■ **Work to complete**: If a line in the data holds "type", copy that line out in full.

(Interface dataset entries)
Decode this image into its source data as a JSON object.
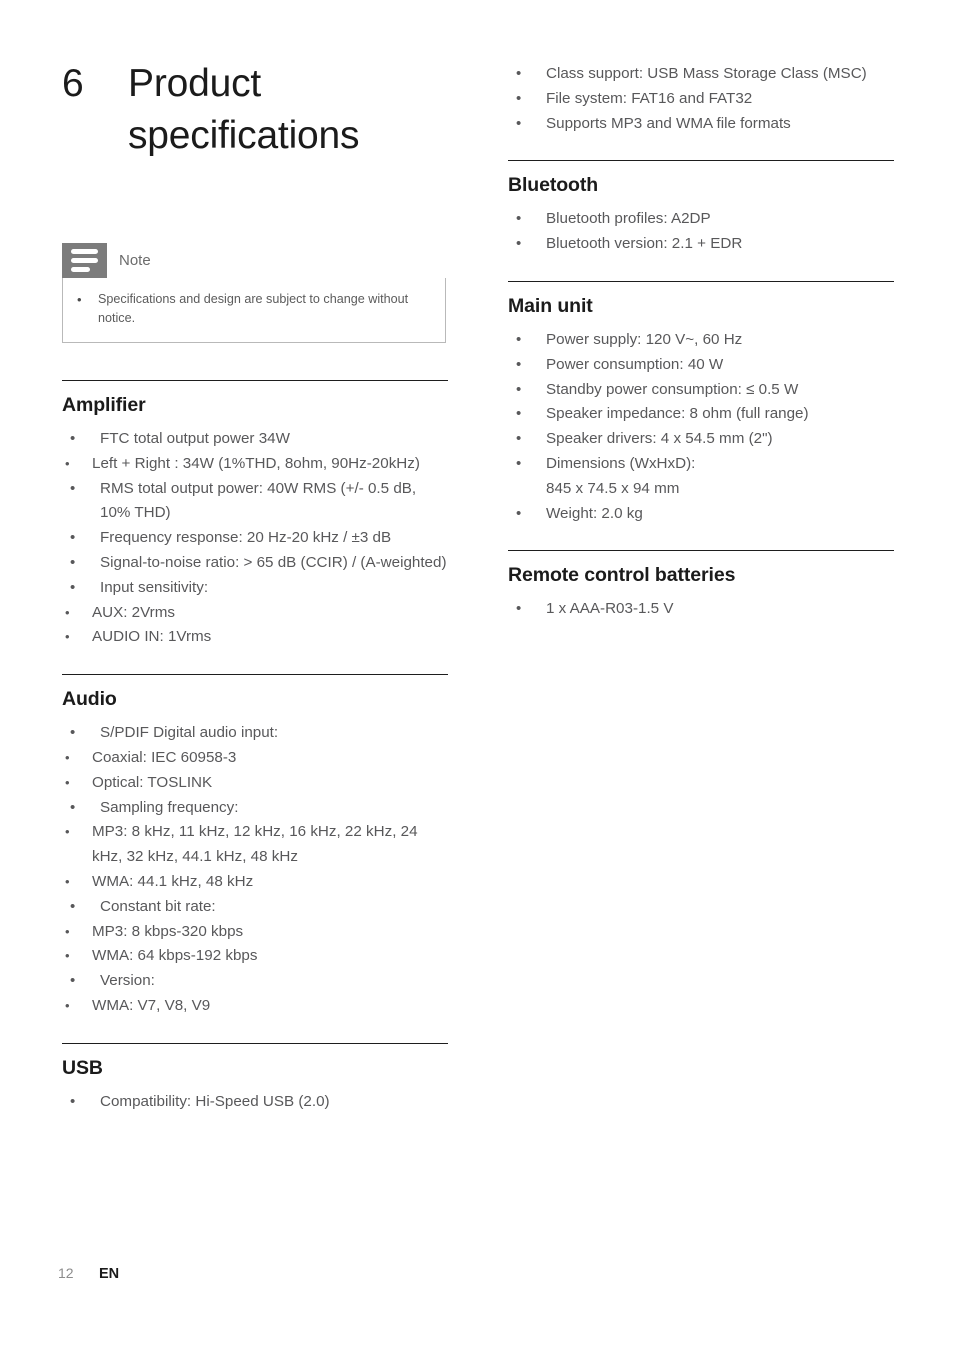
{
  "page": {
    "chapter_number": "6",
    "chapter_title": "Product specifications",
    "footer_page_number": "12",
    "footer_language": "EN"
  },
  "note": {
    "icon": "note-lines-icon",
    "title": "Note",
    "bullet_glyph": "•",
    "text": "Specifications and design are subject to change without notice."
  },
  "glyphs": {
    "bullet1": "•",
    "bullet2": "•"
  },
  "colors": {
    "rule": "#1e1e1e",
    "heading": "#1b1b1b",
    "body": "#58585a",
    "note_tab": "#7c7c7c",
    "note_border": "#b9b9b9",
    "footer_page": "#8c8c8c"
  },
  "left_column": {
    "sections": [
      {
        "title": "Amplifier",
        "items": [
          {
            "text": "FTC total output power 34W",
            "sub": [
              "Left + Right : 34W (1%THD, 8ohm, 90Hz-20kHz)"
            ]
          },
          {
            "text": "RMS total output power: 40W RMS (+/- 0.5 dB, 10% THD)",
            "sub": []
          },
          {
            "text": "Frequency response: 20 Hz-20 kHz / ±3 dB",
            "sub": []
          },
          {
            "text": "Signal-to-noise ratio: > 65 dB (CCIR) / (A-weighted)",
            "sub": []
          },
          {
            "text": "Input sensitivity:",
            "sub": [
              "AUX: 2Vrms",
              "AUDIO IN: 1Vrms"
            ]
          }
        ]
      },
      {
        "title": "Audio",
        "items": [
          {
            "text": "S/PDIF Digital audio input:",
            "sub": [
              "Coaxial: IEC 60958-3",
              "Optical: TOSLINK"
            ]
          },
          {
            "text": "Sampling frequency:",
            "sub": [
              "MP3: 8 kHz, 11 kHz, 12 kHz, 16 kHz, 22 kHz, 24 kHz, 32 kHz, 44.1 kHz, 48 kHz",
              "WMA: 44.1 kHz, 48 kHz"
            ]
          },
          {
            "text": "Constant bit rate:",
            "sub": [
              "MP3: 8 kbps-320 kbps",
              "WMA: 64 kbps-192 kbps"
            ]
          },
          {
            "text": "Version:",
            "sub": [
              "WMA: V7, V8, V9"
            ]
          }
        ]
      },
      {
        "title": "USB",
        "items": [
          {
            "text": "Compatibility: Hi-Speed USB (2.0)",
            "sub": []
          }
        ]
      }
    ]
  },
  "right_column": {
    "continued_items": [
      {
        "text": "Class support: USB Mass Storage Class (MSC)"
      },
      {
        "text": "File system: FAT16 and FAT32"
      },
      {
        "text": "Supports MP3 and WMA file formats"
      }
    ],
    "sections": [
      {
        "title": "Bluetooth",
        "items": [
          {
            "text": "Bluetooth profiles: A2DP",
            "sub": []
          },
          {
            "text": "Bluetooth version: 2.1 + EDR",
            "sub": []
          }
        ]
      },
      {
        "title": "Main unit",
        "items": [
          {
            "text": "Power supply: 120 V~, 60 Hz",
            "sub": []
          },
          {
            "text": "Power consumption: 40 W",
            "sub": []
          },
          {
            "text": "Standby power consumption: ≤ 0.5 W",
            "sub": []
          },
          {
            "text": "Speaker impedance: 8 ohm (full range)",
            "sub": []
          },
          {
            "text": "Speaker drivers: 4 x 54.5 mm (2\")",
            "sub": []
          },
          {
            "text": "Dimensions (WxHxD):\n845 x 74.5 x 94 mm",
            "sub": []
          },
          {
            "text": "Weight: 2.0 kg",
            "sub": []
          }
        ]
      },
      {
        "title": "Remote control batteries",
        "items": [
          {
            "text": "1 x AAA-R03-1.5 V",
            "sub": []
          }
        ]
      }
    ]
  }
}
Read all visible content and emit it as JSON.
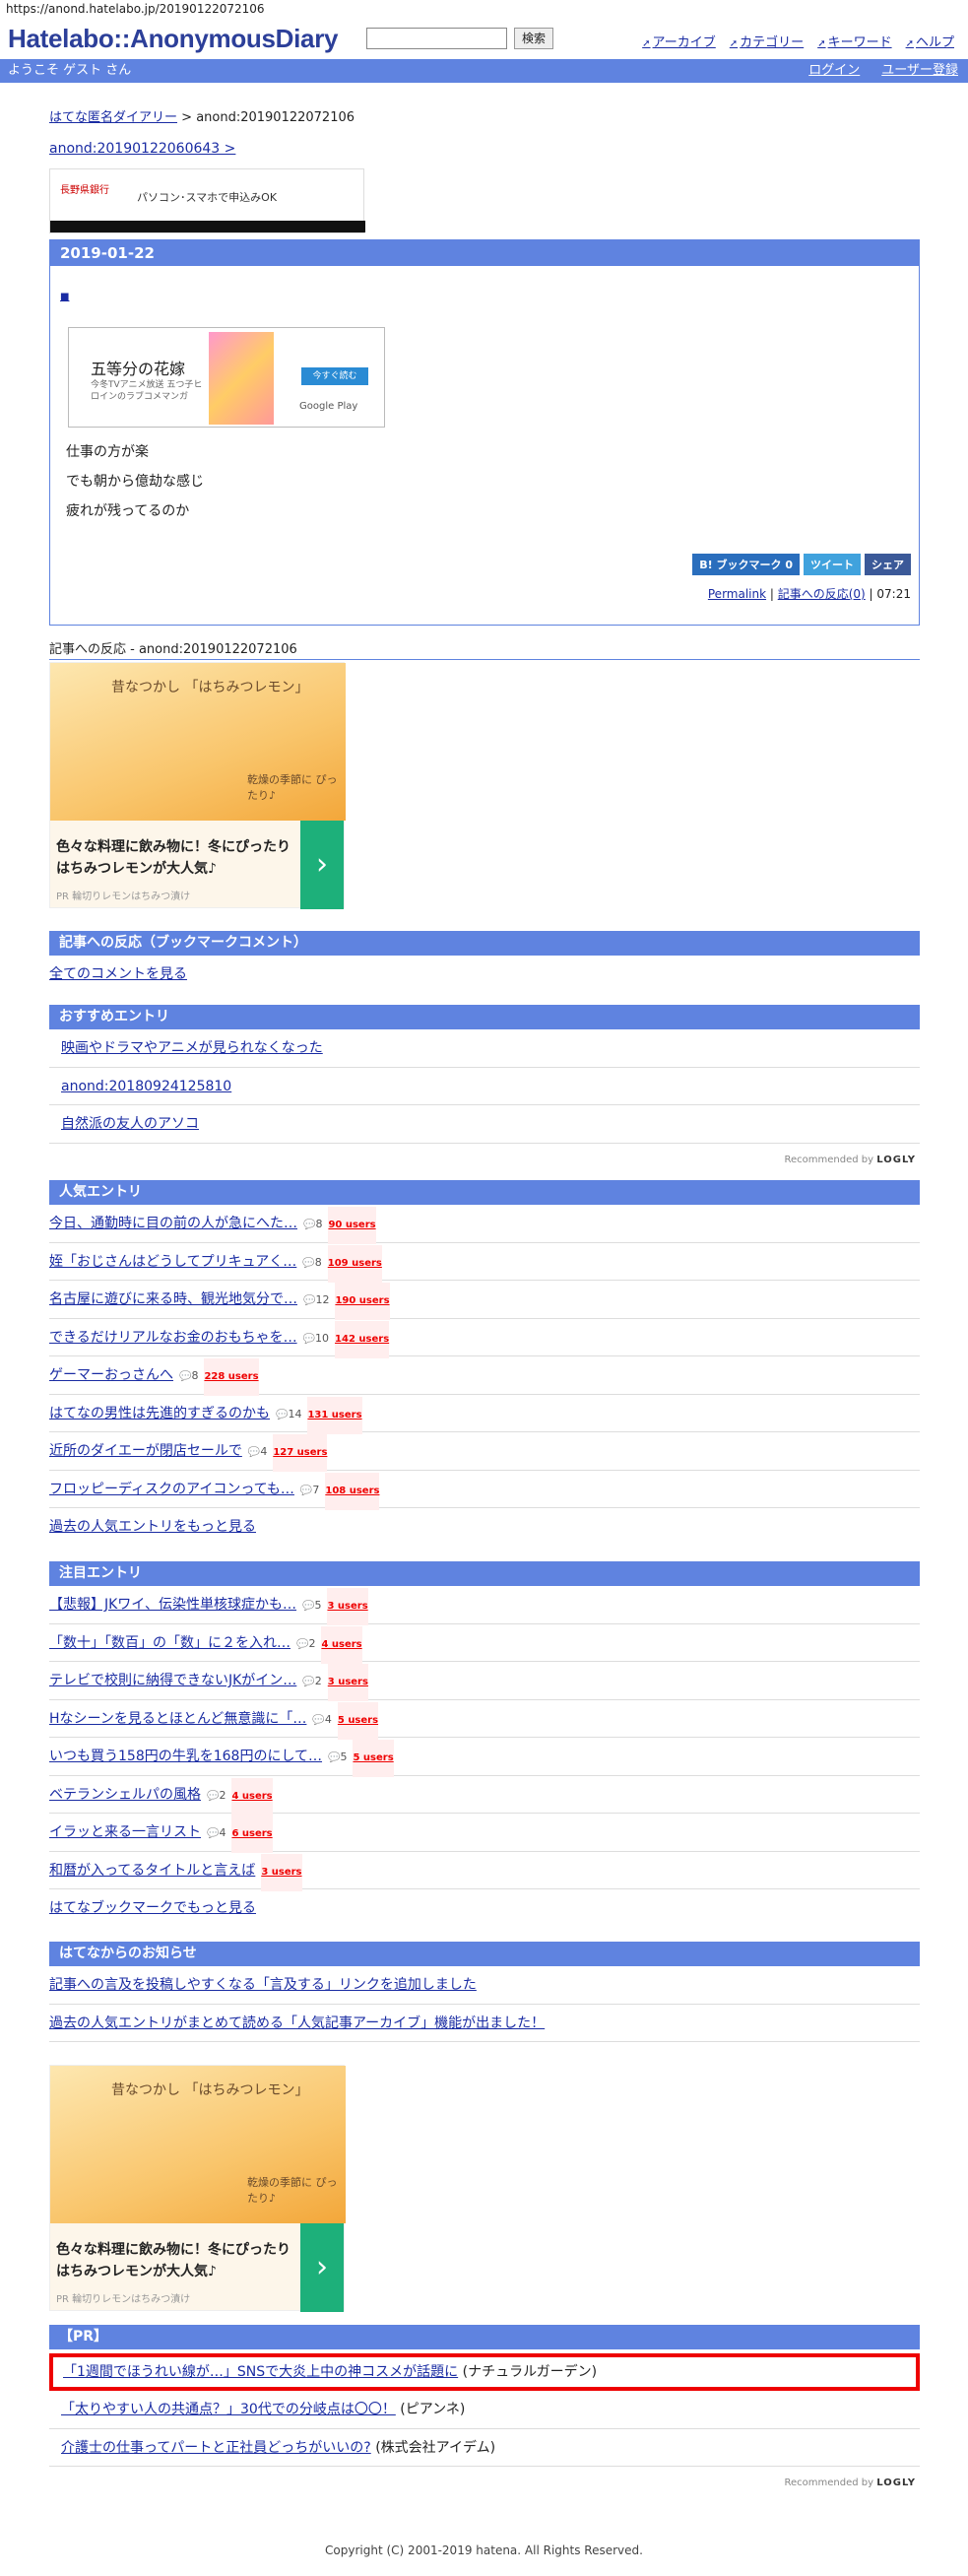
{
  "url": "https://anond.hatelabo.jp/20190122072106",
  "header": {
    "logo": "Hatelabo::AnonymousDiary",
    "search_button": "検索",
    "nav": [
      "アーカイブ",
      "カテゴリー",
      "キーワード",
      "ヘルプ"
    ]
  },
  "bar": {
    "welcome": "ようこそ ゲスト さん",
    "login": "ログイン",
    "register": "ユーザー登録"
  },
  "crumb": {
    "home": "はてな匿名ダイアリー",
    "sep": " > ",
    "current": "anond:20190122072106"
  },
  "prev_link": "anond:20190122060643 >",
  "ad_banner": {
    "t1": "長野県銀行",
    "t2": "パソコン･スマホで申込みOK"
  },
  "entry": {
    "date": "2019-01-22",
    "star": "■",
    "ad_title": "五等分の花嫁",
    "ad_sub": "今冬TVアニメ放送 五つ子ヒロインのラブコメマンガ",
    "ad_btn": "今すぐ読む",
    "ad_store": "Google Play",
    "lines": [
      "仕事の方が楽",
      "でも朝から億劫な感じ",
      "疲れが残ってるのか"
    ],
    "share": [
      "B! ブックマーク 0",
      "ツイート",
      "シェア"
    ],
    "permalink": "Permalink",
    "reactions": "記事への反応(0)",
    "time": " | 07:21"
  },
  "reaction_title": "記事への反応 - anond:20190122072106",
  "bigad": {
    "c1": "昔なつかし 「はちみつレモン」",
    "c2": "乾燥の季節に ぴったり♪",
    "text": "色々な料理に飲み物に！冬にぴったりはちみつレモンが大人気♪",
    "pr": "PR 輪切りレモンはちみつ漬け",
    "arrow": "›"
  },
  "bookmark": {
    "title": "記事への反応（ブックマークコメント）",
    "all": "全てのコメントを見る"
  },
  "osusume": {
    "title": "おすすめエントリ",
    "items": [
      "映画やドラマやアニメが見られなくなった",
      "anond:20180924125810",
      "自然派の友人のアソコ"
    ],
    "rec": "Recommended by",
    "brand": "LOGLY"
  },
  "ninki": {
    "title": "人気エントリ",
    "items": [
      {
        "t": "今日、通勤時に目の前の人が急にへた…",
        "c": "8",
        "u": "90 users"
      },
      {
        "t": "姪「おじさんはどうしてプリキュアく…",
        "c": "8",
        "u": "109 users"
      },
      {
        "t": "名古屋に遊びに来る時、観光地気分で…",
        "c": "12",
        "u": "190 users"
      },
      {
        "t": "できるだけリアルなお金のおもちゃを…",
        "c": "10",
        "u": "142 users"
      },
      {
        "t": "ゲーマーおっさんへ",
        "c": "8",
        "u": "228 users"
      },
      {
        "t": "はてなの男性は先進的すぎるのかも",
        "c": "14",
        "u": "131 users"
      },
      {
        "t": "近所のダイエーが閉店セールで",
        "c": "4",
        "u": "127 users"
      },
      {
        "t": "フロッピーディスクのアイコンっても…",
        "c": "7",
        "u": "108 users"
      }
    ],
    "more": "過去の人気エントリをもっと見る"
  },
  "chumoku": {
    "title": "注目エントリ",
    "items": [
      {
        "t": "【悲報】JKワイ、伝染性単核球症かも…",
        "c": "5",
        "u": "3 users"
      },
      {
        "t": "「数十」「数百」の「数」に２を入れ…",
        "c": "2",
        "u": "4 users"
      },
      {
        "t": "テレビで校則に納得できないJKがイン…",
        "c": "2",
        "u": "3 users"
      },
      {
        "t": "Hなシーンを見るとほとんど無意識に「…",
        "c": "4",
        "u": "5 users"
      },
      {
        "t": "いつも買う158円の牛乳を168円のにして…",
        "c": "5",
        "u": "5 users"
      },
      {
        "t": "ベテランシェルパの風格",
        "c": "2",
        "u": "4 users"
      },
      {
        "t": "イラッと来る一言リスト",
        "c": "4",
        "u": "6 users"
      },
      {
        "t": "和暦が入ってるタイトルと言えば",
        "c": "",
        "u": "3 users"
      }
    ],
    "more": "はてなブックマークでもっと見る"
  },
  "oshirase": {
    "title": "はてなからのお知らせ",
    "items": [
      "記事への言及を投稿しやすくなる「言及する」リンクを追加しました",
      "過去の人気エントリがまとめて読める「人気記事アーカイブ」機能が出ました！"
    ]
  },
  "pr": {
    "title": "【PR】",
    "items": [
      {
        "t": "「1週間でほうれい線が…」SNSで大炎上中の神コスメが話題に",
        "s": "(ナチュラルガーデン)"
      },
      {
        "t": "「太りやすい人の共通点？」30代での分岐点は〇〇！",
        "s": "(ピアンネ)"
      },
      {
        "t": "介護士の仕事ってパートと正社員どっちがいいの?",
        "s": "(株式会社アイデム)"
      }
    ]
  },
  "footer": "Copyright (C) 2001-2019 hatena. All Rights Reserved."
}
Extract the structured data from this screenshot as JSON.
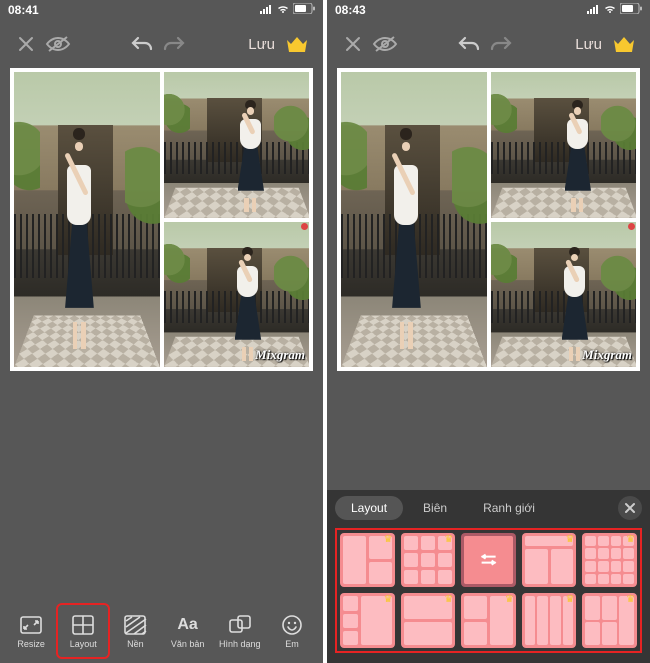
{
  "left": {
    "time": "08:41",
    "save": "Lưu",
    "watermark": "Mixgram",
    "tools": [
      {
        "icon": "resize",
        "label": "Resize"
      },
      {
        "icon": "layout",
        "label": "Layout"
      },
      {
        "icon": "background",
        "label": "Nền"
      },
      {
        "icon": "text",
        "label": "Văn bản"
      },
      {
        "icon": "shape",
        "label": "Hình dạng"
      },
      {
        "icon": "emoji",
        "label": "Em"
      }
    ],
    "selected_tool_index": 1
  },
  "right": {
    "time": "08:43",
    "save": "Lưu",
    "watermark": "Mixgram",
    "panel": {
      "tabs": [
        "Layout",
        "Biên",
        "Ranh giới"
      ],
      "active_tab_index": 0,
      "selected_layout_index": 2,
      "layouts": [
        {
          "type": "cols2_rightsplit",
          "premium": true
        },
        {
          "type": "grid3x3",
          "premium": true
        },
        {
          "type": "single",
          "premium": false
        },
        {
          "type": "headerbody",
          "premium": true
        },
        {
          "type": "grid4x4",
          "premium": true
        },
        {
          "type": "sidebar3",
          "premium": true
        },
        {
          "type": "stack2",
          "premium": true
        },
        {
          "type": "l2r1",
          "premium": true
        },
        {
          "type": "cols4",
          "premium": true
        },
        {
          "type": "grid2x2_sidebar",
          "premium": true
        }
      ]
    }
  }
}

■ **Finished task**:
          "type": "cols2_rightsplit",
          "type": "grid3x3",
          "type": "single",
          "type": "headerbody",
          "type": "grid4x4",
          "type": "sidebar3",
          "type": "stack2",
          "type": "l2r1",
          "type": "cols4",
          "type": "grid2x2_sidebar",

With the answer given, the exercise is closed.